### Supplied records
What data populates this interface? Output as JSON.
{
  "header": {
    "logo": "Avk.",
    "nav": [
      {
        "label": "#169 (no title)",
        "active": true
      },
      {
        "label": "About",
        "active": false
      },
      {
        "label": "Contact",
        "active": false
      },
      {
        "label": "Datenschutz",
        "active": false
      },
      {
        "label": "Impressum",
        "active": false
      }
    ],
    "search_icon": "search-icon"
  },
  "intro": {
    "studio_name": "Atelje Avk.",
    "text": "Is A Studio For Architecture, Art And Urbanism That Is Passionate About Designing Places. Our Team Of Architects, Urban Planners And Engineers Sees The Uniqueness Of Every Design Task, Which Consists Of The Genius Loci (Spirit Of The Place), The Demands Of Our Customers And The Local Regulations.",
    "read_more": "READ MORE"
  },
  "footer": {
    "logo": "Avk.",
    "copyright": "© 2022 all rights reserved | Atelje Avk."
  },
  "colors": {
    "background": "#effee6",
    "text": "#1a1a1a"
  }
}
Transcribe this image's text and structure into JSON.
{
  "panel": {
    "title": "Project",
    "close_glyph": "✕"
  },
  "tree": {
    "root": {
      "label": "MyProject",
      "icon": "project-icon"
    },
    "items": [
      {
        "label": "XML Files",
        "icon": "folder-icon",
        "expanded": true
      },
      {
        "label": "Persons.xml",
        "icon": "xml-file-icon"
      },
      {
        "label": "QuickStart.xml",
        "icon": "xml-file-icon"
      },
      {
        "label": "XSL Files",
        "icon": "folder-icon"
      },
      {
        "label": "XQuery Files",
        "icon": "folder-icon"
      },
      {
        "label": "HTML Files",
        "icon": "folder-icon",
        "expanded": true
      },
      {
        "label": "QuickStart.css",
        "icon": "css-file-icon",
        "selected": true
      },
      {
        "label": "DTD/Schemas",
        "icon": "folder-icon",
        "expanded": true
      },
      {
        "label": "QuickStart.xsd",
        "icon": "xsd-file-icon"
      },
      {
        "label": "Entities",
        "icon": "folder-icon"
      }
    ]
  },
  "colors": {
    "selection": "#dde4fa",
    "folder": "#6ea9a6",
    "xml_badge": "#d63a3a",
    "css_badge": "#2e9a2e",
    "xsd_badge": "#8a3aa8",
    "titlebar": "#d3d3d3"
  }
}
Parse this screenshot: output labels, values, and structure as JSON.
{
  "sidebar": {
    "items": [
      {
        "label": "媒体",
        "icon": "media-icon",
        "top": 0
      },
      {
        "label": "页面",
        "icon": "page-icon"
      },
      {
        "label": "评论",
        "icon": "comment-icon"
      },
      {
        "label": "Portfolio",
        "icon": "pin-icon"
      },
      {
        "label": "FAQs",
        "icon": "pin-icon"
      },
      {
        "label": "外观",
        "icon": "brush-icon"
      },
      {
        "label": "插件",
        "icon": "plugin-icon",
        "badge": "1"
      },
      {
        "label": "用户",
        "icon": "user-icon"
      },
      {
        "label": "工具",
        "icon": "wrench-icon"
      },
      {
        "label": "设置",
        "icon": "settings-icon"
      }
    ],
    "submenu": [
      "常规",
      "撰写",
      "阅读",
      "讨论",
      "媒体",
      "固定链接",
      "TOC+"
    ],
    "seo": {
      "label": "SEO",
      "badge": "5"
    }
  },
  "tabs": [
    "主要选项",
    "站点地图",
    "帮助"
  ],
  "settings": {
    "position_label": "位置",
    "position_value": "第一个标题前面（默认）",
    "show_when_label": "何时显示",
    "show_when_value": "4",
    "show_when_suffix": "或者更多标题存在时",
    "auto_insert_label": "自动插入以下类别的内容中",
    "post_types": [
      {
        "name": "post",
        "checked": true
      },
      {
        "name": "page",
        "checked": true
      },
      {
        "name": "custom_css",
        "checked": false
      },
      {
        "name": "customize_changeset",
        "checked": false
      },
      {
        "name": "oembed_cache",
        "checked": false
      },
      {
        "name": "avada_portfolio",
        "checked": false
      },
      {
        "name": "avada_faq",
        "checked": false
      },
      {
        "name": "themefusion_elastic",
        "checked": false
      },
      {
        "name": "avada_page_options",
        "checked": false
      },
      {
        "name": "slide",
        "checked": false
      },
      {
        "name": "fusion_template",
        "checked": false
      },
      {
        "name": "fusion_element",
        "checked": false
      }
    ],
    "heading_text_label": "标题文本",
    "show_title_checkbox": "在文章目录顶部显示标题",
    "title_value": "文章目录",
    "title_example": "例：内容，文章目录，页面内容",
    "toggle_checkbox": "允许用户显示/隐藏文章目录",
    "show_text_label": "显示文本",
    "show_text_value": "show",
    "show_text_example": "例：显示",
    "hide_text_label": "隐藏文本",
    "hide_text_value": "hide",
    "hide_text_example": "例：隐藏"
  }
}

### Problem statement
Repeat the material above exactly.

### Result
What data populates this interface? Output as JSON.
{
  "header": {
    "logo": "Avk.",
    "nav": [
      {
        "label": "#169 (no title)",
        "active": true
      },
      {
        "label": "About",
        "active": false
      },
      {
        "label": "Contact",
        "active": false
      },
      {
        "label": "Datenschutz",
        "active": false
      },
      {
        "label": "Impressum",
        "active": false
      }
    ],
    "search_icon": "search-icon"
  },
  "intro": {
    "studio_name": "Atelje Avk.",
    "text": "Is A Studio For Architecture, Art And Urbanism That Is Passionate About Designing Places. Our Team Of Architects, Urban Planners And Engineers Sees The Uniqueness Of Every Design Task, Which Consists Of The Genius Loci (Spirit Of The Place), The Demands Of Our Customers And The Local Regulations.",
    "read_more": "READ MORE"
  },
  "footer": {
    "logo": "Avk.",
    "copyright": "© 2022 all rights reserved | Atelje Avk."
  },
  "colors": {
    "background": "#effee6",
    "text": "#1a1a1a"
  }
}
Transcribe this image's text and structure into JSON.
{
  "panel": {
    "title": "Project",
    "close_glyph": "✕"
  },
  "tree": {
    "root": {
      "label": "MyProject",
      "icon": "project-icon"
    },
    "items": [
      {
        "label": "XML Files",
        "icon": "folder-icon",
        "expanded": true
      },
      {
        "label": "Persons.xml",
        "icon": "xml-file-icon"
      },
      {
        "label": "QuickStart.xml",
        "icon": "xml-file-icon"
      },
      {
        "label": "XSL Files",
        "icon": "folder-icon"
      },
      {
        "label": "XQuery Files",
        "icon": "folder-icon"
      },
      {
        "label": "HTML Files",
        "icon": "folder-icon",
        "expanded": true
      },
      {
        "label": "QuickStart.css",
        "icon": "css-file-icon",
        "selected": true
      },
      {
        "label": "DTD/Schemas",
        "icon": "folder-icon",
        "expanded": true
      },
      {
        "label": "QuickStart.xsd",
        "icon": "xsd-file-icon"
      },
      {
        "label": "Entities",
        "icon": "folder-icon"
      }
    ]
  },
  "colors": {
    "selection": "#dde4fa",
    "folder": "#6ea9a6",
    "xml_badge": "#d63a3a",
    "css_badge": "#2e9a2e",
    "xsd_badge": "#8a3aa8",
    "titlebar": "#d3d3d3"
  }
}
Parse this screenshot: output labels, values, and structure as JSON.
{
  "sidebar": {
    "items": [
      {
        "label": "媒体",
        "icon": "media-icon",
        "top": 0
      },
      {
        "label": "页面",
        "icon": "page-icon"
      },
      {
        "label": "评论",
        "icon": "comment-icon"
      },
      {
        "label": "Portfolio",
        "icon": "pin-icon"
      },
      {
        "label": "FAQs",
        "icon": "pin-icon"
      },
      {
        "label": "外观",
        "icon": "brush-icon"
      },
      {
        "label": "插件",
        "icon": "plugin-icon",
        "badge": "1"
      },
      {
        "label": "用户",
        "icon": "user-icon"
      },
      {
        "label": "工具",
        "icon": "wrench-icon"
      },
      {
        "label": "设置",
        "icon": "settings-icon"
      }
    ],
    "submenu": [
      "常规",
      "撰写",
      "阅读",
      "讨论",
      "媒体",
      "固定链接",
      "TOC+"
    ],
    "seo": {
      "label": "SEO",
      "badge": "5"
    }
  },
  "tabs": [
    "主要选项",
    "站点地图",
    "帮助"
  ],
  "settings": {
    "position_label": "位置",
    "position_value": "第一个标题前面（默认）",
    "show_when_label": "何时显示",
    "show_when_value": "4",
    "show_when_suffix": "或者更多标题存在时",
    "auto_insert_label": "自动插入以下类别的内容中",
    "post_types": [
      {
        "name": "post",
        "checked": true
      },
      {
        "name": "page",
        "checked": true
      },
      {
        "name": "custom_css",
        "checked": false
      },
      {
        "name": "customize_changeset",
        "checked": false
      },
      {
        "name": "oembed_cache",
        "checked": false
      },
      {
        "name": "avada_portfolio",
        "checked": false
      },
      {
        "name": "avada_faq",
        "checked": false
      },
      {
        "name": "themefusion_elastic",
        "checked": false
      },
      {
        "name": "avada_page_options",
        "checked": false
      },
      {
        "name": "slide",
        "checked": false
      },
      {
        "name": "fusion_template",
        "checked": false
      },
      {
        "name": "fusion_element",
        "checked": false
      }
    ],
    "heading_text_label": "标题文本",
    "show_title_checkbox": "在文章目录顶部显示标题",
    "title_value": "文章目录",
    "title_example": "例：内容，文章目录，页面内容",
    "toggle_checkbox": "允许用户显示/隐藏文章目录",
    "show_text_label": "显示文本",
    "show_text_value": "show",
    "show_text_example": "例：显示",
    "hide_text_label": "隐藏文本",
    "hide_text_value": "hide",
    "hide_text_example": "例：隐藏"
  }
}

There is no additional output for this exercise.